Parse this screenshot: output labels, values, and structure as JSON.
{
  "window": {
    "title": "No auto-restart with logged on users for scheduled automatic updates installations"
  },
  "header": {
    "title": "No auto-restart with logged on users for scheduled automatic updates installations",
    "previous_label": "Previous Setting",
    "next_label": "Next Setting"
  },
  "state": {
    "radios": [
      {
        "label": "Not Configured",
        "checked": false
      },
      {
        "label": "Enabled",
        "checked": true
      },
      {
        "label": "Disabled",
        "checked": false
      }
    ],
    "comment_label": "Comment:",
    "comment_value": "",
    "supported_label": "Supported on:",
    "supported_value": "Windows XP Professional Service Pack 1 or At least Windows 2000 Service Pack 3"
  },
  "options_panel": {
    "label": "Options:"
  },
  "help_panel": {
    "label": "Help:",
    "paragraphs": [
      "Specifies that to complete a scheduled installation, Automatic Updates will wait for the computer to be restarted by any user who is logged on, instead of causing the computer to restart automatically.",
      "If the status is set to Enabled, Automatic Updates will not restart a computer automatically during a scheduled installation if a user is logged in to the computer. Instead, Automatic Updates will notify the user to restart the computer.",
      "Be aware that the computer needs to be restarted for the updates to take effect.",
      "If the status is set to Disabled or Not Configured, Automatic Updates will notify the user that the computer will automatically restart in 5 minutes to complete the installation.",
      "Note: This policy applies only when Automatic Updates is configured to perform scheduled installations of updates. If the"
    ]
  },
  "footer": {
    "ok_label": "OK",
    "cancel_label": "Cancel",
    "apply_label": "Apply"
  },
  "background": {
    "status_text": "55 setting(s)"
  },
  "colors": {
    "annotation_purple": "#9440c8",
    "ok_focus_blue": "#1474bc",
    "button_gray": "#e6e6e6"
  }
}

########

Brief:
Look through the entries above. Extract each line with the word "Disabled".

Written response:
        "label": "Disabled",
      "If the status is set to Disabled or Not Configured, Automatic Updates will notify the user that the computer will automatically restart in 5 minutes to complete the installation.",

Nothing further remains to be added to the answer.